Two sets of recommendations submitted: one for foreign language interpreters, the other for sign language interpreters. Recommendations for sign language interpreters take into account existing certification programs. Recommendations for foreign language interpreters do not, given the recency with which these have become available.
*Black print refers to both foreign language and sign language interpreters. Blue print applies only to foreign language interpreters. Purple print applies only to sign language interpreters.
1. Stop requiring patients to bring their own interpreter.
2. Use qualified (and certified) interpreters instead of friends and family members as interpreters. (Except for emergency situations when no qualified interpreter is available in person, by phone, or video.)
3. Require anyone who interprets on a regular basis in a healthcare setting to receive training approved by an HHS agency as set out below:
Sign Language Interpreter Certification recognized by DARS
Certification by CCHI or NBCMI    OR
-Age 18
-High School Education
-Fluency in English and a language other than English    
Experience as a translator or interpreter in a health care setting,  AND
Training in:
-Interpreting skills
-Consecutive interpreting/Simultaneous interpreting
-Sight translation
-Protocols (managing the session)
-Code of Ethics for Health Care Interpreters
-Standards of Practice for Health Care Interpreters
-Roles of the Health Care Interpreter
-Cultural Awareness
-Legislation and regulations (relating to language access)
-General medical knowledge (including physical and behavioral health terms, infection control, mentoring)
4. Establish a statewide registry of healthcare interpreters through a governmental or nonprofit organization.
5. When working as an interpreter and patient liaison/advocate, the interpreter should refrain from advocating during the interpreted session.
6. Recommend that quality assurance measures be implemented for translation of written documents or outsourcing of this function to a provider who:
-Offers transparency in its processes

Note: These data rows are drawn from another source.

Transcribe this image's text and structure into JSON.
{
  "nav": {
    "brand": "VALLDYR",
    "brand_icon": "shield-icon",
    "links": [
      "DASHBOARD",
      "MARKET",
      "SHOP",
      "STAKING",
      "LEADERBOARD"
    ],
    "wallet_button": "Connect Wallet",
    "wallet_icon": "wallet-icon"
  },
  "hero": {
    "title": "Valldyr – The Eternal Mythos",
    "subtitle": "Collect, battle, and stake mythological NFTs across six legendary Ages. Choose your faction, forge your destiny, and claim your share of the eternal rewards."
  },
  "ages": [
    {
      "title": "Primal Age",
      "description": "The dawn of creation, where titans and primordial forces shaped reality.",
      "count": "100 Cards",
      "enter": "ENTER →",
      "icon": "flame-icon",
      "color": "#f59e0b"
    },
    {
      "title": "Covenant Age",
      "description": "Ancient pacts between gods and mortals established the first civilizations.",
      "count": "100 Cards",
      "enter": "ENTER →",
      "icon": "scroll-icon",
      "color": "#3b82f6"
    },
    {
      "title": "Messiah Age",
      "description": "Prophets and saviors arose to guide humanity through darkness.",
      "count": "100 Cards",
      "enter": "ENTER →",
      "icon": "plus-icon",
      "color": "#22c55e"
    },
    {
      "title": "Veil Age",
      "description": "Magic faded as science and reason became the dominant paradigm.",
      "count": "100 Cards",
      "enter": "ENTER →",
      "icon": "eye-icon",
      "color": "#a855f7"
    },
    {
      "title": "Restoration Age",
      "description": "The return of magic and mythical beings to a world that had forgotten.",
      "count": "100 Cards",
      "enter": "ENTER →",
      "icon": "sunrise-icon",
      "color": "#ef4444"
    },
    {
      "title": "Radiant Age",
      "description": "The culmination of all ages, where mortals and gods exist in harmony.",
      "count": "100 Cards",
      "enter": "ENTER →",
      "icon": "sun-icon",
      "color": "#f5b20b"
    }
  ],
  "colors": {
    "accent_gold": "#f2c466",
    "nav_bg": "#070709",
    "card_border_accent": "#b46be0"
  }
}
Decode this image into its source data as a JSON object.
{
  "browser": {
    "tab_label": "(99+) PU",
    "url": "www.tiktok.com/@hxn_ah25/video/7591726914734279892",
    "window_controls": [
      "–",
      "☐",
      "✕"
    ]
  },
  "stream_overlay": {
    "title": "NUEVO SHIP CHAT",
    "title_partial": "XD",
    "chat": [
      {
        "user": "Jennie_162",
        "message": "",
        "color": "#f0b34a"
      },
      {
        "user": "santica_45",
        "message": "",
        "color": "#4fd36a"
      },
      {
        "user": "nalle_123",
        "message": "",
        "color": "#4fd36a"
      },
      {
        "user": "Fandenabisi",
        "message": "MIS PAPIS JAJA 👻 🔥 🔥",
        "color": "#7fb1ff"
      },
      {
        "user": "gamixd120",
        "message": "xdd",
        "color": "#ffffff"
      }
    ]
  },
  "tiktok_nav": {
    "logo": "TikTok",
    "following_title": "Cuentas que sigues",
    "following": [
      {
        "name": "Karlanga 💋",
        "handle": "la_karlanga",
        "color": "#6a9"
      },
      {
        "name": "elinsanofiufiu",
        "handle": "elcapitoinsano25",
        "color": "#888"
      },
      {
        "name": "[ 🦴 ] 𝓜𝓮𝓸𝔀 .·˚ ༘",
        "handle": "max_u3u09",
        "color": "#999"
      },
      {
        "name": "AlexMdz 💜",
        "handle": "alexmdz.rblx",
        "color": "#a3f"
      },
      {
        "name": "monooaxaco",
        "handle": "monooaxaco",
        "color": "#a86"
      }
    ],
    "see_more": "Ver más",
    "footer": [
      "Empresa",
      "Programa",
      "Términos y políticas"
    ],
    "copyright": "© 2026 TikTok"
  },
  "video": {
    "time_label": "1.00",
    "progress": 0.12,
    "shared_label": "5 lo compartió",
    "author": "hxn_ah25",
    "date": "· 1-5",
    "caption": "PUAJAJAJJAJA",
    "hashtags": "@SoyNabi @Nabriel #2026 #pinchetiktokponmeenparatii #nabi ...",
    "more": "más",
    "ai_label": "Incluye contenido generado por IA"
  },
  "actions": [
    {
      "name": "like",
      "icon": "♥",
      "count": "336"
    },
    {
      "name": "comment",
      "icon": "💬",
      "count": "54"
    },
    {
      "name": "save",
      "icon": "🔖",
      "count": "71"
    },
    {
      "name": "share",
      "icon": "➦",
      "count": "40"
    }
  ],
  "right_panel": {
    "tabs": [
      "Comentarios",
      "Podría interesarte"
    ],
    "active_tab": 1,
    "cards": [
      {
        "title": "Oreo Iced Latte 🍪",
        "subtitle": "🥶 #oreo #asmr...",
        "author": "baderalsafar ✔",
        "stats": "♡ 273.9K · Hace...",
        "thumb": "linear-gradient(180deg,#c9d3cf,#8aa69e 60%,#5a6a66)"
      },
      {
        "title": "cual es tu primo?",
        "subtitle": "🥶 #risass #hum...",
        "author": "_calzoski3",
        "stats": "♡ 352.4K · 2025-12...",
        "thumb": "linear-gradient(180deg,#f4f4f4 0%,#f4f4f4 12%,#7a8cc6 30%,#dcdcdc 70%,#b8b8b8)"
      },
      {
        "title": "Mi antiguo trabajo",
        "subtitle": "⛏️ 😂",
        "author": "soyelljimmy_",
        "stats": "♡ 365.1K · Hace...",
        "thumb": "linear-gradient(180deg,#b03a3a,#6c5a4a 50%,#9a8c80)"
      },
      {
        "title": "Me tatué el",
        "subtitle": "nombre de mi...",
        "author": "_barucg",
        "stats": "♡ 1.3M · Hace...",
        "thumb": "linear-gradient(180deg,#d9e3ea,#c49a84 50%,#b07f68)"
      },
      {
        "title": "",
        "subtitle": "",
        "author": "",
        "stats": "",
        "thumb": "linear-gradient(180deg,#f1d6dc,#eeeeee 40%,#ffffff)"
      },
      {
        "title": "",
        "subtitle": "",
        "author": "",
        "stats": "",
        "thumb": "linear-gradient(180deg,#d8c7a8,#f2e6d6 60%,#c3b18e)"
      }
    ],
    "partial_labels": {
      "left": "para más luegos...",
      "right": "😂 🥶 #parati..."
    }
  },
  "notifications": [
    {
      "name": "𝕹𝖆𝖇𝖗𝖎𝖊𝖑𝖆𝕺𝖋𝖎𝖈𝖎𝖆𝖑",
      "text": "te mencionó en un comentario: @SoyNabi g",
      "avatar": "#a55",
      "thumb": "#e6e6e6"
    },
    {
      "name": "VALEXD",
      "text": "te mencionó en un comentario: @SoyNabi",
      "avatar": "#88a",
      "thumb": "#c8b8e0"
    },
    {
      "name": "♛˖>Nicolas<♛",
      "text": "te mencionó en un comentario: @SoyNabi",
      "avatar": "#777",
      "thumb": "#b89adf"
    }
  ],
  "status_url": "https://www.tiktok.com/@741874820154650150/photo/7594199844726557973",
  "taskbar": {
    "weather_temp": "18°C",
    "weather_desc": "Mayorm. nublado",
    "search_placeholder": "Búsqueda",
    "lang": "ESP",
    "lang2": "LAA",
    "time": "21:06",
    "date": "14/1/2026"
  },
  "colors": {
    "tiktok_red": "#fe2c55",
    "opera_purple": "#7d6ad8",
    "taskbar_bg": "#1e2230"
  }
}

-Uses up-to-date technology and tools
-Uses HIPAA and HITECH compliant security measures
-Includes editing, proofreading, language localization and formatting as steps in its process
-Has mechanisms for quality assurance/quality control

For the full text of these recommendations and a rationale for each one, see the ACQHCTI 2012 Report.